“Our minds are not able to tease apart the useful information from the irrelevant information.”
– Iris Bohnet
The planet doesn't need money, it needs behavioural change: Sonam Wangchuk
Understanding behavioural science – including why people get so angry online – can help brands communicate effectively through a crisis, according to Kate Hartley, co-founder of crisis simulation firm Polpeo.
For tuberculosis patients, complying with a full course of treatment can be daunting and difficult. But a new experiment conducted by MIT researchers in Kenya, in collaboration with the digital health company Keheala, shows that a digital program used on mobile phones helps patients successfully finish their treatments.
When buying a new car, a new phone, a new mattress, most of us can’t claim to be experts. Navigating countless features and benefits tests our patience and analytical prowess; we’re lay people and choosing is tough. What’s the process to compare the best battery life, the most comfortable or the safest? Companies muddy the water further with advertising: if every phone is the best, how do I decide what to buy? On many occasions consumers don’t know what their genuine motivations are. They’re not lying; they’re confabulating.

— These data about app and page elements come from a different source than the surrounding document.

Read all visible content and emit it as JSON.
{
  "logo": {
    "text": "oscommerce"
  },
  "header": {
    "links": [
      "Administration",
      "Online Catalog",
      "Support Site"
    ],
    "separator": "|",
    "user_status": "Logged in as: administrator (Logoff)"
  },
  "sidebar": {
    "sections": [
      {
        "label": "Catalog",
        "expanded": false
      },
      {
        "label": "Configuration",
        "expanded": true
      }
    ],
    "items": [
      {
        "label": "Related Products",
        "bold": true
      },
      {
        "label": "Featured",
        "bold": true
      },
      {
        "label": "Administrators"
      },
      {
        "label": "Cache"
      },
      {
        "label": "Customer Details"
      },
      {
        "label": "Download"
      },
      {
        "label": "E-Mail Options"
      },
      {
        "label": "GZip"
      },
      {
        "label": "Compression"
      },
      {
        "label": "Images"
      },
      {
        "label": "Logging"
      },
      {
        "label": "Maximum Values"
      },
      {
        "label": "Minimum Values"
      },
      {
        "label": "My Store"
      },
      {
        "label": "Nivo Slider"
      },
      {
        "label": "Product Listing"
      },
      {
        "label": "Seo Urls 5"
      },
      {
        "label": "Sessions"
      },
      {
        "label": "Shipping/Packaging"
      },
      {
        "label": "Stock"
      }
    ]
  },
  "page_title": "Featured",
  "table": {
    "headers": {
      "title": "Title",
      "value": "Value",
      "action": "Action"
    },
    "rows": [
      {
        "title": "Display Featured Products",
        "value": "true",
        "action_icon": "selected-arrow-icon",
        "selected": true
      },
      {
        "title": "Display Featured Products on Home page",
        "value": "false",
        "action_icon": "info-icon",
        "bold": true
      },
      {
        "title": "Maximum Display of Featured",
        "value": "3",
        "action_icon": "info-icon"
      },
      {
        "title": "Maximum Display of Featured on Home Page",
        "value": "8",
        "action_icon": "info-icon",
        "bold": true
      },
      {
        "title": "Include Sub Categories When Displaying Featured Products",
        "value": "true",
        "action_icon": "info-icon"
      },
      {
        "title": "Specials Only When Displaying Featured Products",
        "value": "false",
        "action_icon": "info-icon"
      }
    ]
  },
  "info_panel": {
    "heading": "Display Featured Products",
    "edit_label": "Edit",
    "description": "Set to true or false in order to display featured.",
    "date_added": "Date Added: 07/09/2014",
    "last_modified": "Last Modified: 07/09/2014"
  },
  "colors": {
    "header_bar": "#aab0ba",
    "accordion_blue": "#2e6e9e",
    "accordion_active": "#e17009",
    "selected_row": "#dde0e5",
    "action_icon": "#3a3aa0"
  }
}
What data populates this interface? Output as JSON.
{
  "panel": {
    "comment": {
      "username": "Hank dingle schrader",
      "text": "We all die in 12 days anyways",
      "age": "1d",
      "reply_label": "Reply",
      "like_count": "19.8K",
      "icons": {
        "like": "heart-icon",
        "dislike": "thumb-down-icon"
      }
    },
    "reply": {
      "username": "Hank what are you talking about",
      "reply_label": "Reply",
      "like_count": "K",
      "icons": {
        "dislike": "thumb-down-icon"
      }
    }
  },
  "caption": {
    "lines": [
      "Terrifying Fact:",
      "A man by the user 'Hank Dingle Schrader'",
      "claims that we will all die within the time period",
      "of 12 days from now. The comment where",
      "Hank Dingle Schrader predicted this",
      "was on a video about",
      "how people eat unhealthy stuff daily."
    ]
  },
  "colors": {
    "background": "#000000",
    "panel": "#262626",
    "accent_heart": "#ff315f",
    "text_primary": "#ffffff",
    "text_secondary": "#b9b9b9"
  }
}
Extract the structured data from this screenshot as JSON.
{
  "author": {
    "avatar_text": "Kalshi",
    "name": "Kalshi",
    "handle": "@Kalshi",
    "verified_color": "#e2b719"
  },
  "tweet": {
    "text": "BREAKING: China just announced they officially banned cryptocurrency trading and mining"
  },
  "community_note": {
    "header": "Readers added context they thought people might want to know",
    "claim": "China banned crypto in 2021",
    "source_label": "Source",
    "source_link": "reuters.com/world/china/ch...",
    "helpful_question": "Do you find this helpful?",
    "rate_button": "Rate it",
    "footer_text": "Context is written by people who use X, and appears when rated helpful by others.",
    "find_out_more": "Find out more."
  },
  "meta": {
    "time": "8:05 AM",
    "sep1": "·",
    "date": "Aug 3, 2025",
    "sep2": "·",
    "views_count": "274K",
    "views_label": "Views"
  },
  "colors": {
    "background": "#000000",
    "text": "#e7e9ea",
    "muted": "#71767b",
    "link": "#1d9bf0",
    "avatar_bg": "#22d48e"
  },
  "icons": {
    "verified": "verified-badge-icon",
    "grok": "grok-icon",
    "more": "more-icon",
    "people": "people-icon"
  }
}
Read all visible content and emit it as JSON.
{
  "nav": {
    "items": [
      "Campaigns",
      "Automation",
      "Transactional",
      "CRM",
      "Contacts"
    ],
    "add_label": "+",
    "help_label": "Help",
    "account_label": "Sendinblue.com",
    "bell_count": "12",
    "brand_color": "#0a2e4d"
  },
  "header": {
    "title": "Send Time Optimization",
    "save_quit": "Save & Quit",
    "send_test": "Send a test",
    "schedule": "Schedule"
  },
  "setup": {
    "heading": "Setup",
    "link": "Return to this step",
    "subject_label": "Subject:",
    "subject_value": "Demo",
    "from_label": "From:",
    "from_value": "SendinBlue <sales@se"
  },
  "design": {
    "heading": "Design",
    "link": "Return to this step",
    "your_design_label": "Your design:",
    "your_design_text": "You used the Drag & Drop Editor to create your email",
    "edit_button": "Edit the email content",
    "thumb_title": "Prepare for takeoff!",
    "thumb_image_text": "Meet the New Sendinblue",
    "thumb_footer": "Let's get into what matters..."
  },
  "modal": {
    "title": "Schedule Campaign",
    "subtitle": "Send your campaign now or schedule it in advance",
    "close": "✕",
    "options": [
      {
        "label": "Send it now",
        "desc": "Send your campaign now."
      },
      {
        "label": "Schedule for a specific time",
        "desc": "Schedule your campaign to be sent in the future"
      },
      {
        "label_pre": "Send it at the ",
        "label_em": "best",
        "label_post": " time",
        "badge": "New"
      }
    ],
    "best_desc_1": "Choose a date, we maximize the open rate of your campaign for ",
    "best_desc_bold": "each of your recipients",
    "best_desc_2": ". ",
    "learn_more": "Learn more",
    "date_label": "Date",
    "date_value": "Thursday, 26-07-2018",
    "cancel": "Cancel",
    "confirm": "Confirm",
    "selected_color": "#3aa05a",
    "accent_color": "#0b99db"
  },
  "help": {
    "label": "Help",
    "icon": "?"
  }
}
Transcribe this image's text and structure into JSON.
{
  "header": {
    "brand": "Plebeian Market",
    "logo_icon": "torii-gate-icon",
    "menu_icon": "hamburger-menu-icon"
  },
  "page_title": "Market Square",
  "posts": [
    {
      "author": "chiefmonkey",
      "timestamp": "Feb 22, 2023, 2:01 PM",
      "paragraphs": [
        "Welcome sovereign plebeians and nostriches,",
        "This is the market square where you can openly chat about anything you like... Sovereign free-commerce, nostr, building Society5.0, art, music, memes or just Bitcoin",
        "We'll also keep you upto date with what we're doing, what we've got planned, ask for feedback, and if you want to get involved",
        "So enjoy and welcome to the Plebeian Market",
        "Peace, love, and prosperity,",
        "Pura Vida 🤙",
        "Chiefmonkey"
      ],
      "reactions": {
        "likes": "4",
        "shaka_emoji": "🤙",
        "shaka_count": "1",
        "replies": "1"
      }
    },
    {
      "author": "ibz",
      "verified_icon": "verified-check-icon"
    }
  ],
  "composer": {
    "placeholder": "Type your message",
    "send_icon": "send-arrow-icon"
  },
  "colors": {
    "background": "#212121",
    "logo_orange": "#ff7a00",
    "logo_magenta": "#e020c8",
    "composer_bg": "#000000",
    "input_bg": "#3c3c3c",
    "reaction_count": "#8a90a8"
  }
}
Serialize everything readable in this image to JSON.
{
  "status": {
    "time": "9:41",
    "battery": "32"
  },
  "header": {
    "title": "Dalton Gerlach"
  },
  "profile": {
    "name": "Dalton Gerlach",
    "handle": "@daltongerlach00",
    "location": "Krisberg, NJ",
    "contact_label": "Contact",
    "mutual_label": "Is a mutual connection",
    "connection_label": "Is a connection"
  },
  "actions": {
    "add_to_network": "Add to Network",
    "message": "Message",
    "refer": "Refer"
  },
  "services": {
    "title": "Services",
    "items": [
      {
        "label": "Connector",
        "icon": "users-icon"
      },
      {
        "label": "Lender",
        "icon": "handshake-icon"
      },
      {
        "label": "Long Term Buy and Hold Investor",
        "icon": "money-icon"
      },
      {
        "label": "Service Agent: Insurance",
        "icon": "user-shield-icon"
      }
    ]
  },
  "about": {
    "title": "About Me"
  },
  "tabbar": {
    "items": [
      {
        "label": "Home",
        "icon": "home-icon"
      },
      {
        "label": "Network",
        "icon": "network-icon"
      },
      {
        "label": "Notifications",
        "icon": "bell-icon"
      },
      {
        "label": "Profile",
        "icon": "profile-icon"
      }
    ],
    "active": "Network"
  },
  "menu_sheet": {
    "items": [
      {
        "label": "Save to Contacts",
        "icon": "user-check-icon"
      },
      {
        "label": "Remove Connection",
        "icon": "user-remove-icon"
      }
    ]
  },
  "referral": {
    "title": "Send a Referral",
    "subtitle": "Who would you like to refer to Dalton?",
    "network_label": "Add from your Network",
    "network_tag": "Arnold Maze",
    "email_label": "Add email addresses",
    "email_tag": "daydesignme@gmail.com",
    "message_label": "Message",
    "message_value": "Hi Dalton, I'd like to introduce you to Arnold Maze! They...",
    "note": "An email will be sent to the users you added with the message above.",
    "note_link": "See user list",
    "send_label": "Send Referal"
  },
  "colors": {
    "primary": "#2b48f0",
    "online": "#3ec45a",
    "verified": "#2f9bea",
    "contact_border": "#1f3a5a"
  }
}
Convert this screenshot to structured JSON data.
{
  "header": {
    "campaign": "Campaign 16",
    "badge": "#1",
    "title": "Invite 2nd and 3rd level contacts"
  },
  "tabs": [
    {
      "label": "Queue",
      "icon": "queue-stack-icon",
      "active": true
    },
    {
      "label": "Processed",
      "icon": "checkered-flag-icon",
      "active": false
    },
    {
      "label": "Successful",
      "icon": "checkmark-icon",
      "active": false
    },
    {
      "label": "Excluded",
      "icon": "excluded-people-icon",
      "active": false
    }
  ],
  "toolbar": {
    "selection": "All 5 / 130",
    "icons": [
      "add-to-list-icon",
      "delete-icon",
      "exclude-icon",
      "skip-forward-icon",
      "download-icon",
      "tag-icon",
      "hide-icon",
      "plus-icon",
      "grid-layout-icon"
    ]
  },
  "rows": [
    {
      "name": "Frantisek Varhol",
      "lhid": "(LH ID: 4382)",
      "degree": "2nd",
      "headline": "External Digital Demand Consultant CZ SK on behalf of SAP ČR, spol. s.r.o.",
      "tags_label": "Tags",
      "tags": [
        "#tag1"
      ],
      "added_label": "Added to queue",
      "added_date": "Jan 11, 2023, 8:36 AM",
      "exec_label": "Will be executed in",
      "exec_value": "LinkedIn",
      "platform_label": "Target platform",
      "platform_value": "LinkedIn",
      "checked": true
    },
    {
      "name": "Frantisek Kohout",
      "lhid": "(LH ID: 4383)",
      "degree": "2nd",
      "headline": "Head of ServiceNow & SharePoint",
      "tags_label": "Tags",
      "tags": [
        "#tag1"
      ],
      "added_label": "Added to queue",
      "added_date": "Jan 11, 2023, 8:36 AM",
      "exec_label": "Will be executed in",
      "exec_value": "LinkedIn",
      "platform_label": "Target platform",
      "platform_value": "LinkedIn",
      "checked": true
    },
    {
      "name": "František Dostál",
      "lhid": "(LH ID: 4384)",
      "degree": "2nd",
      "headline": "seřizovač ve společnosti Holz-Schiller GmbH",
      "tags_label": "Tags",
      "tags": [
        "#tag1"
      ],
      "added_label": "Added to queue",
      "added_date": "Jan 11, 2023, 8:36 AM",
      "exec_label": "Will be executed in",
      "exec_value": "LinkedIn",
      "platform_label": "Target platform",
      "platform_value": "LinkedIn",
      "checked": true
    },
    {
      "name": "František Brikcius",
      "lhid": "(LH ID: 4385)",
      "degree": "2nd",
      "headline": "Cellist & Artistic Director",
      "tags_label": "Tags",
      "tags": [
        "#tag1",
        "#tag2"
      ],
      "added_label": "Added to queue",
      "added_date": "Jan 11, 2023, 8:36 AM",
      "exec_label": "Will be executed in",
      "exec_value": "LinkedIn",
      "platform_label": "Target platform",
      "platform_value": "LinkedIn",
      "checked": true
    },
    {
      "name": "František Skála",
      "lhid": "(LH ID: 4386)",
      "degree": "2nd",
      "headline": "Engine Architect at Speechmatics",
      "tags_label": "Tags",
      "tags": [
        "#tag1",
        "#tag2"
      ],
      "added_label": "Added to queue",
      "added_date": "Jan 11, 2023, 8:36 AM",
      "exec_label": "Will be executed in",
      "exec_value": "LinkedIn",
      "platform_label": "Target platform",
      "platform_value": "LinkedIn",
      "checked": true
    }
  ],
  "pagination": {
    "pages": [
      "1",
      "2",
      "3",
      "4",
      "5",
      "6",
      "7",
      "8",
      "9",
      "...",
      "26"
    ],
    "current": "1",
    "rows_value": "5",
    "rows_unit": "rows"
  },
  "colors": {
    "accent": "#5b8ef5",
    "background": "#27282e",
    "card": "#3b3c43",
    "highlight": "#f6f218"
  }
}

The findings from a groundbreaking report released earlier this month are clear: Curbing climate change will require revolutionizing the way the world produces food. WRI’s own research shows that a widespread reduction in beef consumption is essential for keeping global temperature rise to 1.5 degrees C (2.7 degrees F) and preventing the most dangerous climate impacts.